If you're a non-acolyte to the religion of 24, among the things that might turn you off is the Murphy's Law nature of the series. Everything that can possibly go wrong for Jack Bauer in a day does, usually spectacularly, and after the third or fourth catastrophe, you might start thinking, "Good lord, what now?"
But what if instead of saving the world, Jack Bauer had to save, say, a wedding? Such is the notion behind ABC's Big Day, in which every calamity you think of to befall a young couple (Josh Cooke and Marla Sokoloff) on their wedding day -- and several you wouldn't think of -- does, with the day leading up to "I do" covering the entire season. Comedy, as they say, ensues.
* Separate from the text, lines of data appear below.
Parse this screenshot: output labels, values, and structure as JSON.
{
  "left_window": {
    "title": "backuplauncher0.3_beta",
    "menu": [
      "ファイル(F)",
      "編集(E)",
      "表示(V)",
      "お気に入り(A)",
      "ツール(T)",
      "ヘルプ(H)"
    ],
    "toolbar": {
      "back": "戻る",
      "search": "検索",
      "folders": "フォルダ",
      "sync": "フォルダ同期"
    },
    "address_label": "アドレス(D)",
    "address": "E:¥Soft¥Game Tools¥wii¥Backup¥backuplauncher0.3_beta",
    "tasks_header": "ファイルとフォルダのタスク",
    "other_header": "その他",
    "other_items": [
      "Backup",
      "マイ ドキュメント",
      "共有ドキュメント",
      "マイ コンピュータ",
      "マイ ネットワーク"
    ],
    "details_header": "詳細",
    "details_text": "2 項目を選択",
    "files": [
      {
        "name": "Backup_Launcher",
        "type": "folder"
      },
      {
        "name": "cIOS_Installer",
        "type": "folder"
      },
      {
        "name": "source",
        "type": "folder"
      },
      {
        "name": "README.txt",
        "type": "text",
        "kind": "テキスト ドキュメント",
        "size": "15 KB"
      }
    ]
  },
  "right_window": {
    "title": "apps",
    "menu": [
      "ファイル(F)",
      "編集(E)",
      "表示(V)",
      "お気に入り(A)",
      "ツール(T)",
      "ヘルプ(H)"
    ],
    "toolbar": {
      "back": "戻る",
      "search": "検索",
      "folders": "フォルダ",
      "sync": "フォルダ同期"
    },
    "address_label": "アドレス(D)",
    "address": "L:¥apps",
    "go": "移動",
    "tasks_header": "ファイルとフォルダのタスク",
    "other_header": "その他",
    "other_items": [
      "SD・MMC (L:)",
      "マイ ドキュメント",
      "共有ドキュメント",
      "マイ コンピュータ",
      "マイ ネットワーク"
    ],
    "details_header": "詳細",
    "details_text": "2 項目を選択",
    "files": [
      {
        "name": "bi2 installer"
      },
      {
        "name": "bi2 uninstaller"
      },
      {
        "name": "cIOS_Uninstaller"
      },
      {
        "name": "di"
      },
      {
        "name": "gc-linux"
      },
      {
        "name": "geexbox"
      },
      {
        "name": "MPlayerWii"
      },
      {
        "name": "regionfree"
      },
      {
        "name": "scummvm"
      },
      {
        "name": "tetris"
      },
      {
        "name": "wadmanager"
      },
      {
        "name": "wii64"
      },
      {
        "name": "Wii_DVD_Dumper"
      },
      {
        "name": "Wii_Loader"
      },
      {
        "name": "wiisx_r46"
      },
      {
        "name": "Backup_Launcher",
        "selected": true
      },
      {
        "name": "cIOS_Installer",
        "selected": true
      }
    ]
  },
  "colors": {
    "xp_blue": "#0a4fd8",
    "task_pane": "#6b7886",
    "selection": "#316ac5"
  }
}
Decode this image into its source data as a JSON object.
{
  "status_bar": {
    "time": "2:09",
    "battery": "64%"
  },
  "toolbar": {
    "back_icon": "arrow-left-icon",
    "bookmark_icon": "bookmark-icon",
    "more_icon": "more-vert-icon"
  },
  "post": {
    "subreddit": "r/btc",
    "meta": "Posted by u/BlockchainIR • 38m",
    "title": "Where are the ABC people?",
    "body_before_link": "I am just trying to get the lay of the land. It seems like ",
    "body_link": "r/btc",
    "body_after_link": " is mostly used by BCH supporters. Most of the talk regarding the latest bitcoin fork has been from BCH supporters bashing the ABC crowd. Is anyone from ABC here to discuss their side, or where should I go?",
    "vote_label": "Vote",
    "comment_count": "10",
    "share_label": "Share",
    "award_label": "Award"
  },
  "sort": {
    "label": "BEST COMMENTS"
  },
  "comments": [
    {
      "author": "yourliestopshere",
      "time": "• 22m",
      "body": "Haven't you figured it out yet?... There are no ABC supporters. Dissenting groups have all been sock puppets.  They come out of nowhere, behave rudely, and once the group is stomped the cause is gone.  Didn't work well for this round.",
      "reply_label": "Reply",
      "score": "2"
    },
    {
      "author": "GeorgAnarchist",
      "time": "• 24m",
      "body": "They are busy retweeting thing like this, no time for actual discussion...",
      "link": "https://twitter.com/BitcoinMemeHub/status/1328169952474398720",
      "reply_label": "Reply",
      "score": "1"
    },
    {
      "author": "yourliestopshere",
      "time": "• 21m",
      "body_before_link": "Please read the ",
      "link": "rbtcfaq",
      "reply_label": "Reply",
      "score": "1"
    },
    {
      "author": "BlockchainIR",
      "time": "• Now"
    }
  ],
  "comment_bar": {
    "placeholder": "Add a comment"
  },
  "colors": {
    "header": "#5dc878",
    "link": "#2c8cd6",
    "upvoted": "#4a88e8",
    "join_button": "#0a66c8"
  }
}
Whether audiences really warm to Big Day will depend a lot on their ability to roll with the pile-it-on nature of the plot. In the first three episodes alone, Danny (Cooke, Four Kings) and Alice (Sokoloff, The Practice) must contend with a father of the bride (Kurt Fuller) with big doubts about his future son-in-law, battles over theme music and salad, a lost seating chart and a leaky and structurally unstable reception tent.
It gets a little wearisome, which is a shame, because there are a number of things to like amid the chaos, particularly the work of several actors.
Playing the bride's Caesar salad-despising mother, Wendie Malick anchors the show with a performance that barely conceals the stack-blowing stress she's feeling; she's as wickedly sharp as always. Miriam Shor and Stephen Rannassizi also have nice anti-chemistry as the bride's sister and groom's best friend, who slept together the previous night, right before she swallowed his contact lenses and rendered him legally blind. MADtv alum Stephnie Weir, as a put-upon wedding planner, and guest star Stephen Tobolowsky, who shows up as Danny's dad in episode two, bring the funny as well.
As for the happy couple themselves, Sokoloff and Cooke get lost in the shuffle at first. They start to come into their own in later episodes, though, alleviating concerns that Big Day will be a show in search of a center.
The production also goofs on itself a little, using intentionally overwrought music at key points and even mimicking 24's visual style in its "previously on" recaps at the opening of episodes.
But there's still that structural problem. The show isn't quite as slavish to its real-time conceit as 24 is; about three hours of show time elapses in the first three episodes. But I have to wonder how many more burdens the "Big Day" writers can lay at the feet of this family before they decide, "You know what? Let's just go to Vegas and be done with it." And whether viewers will be asking, "Hmm, wonder what's happening on House."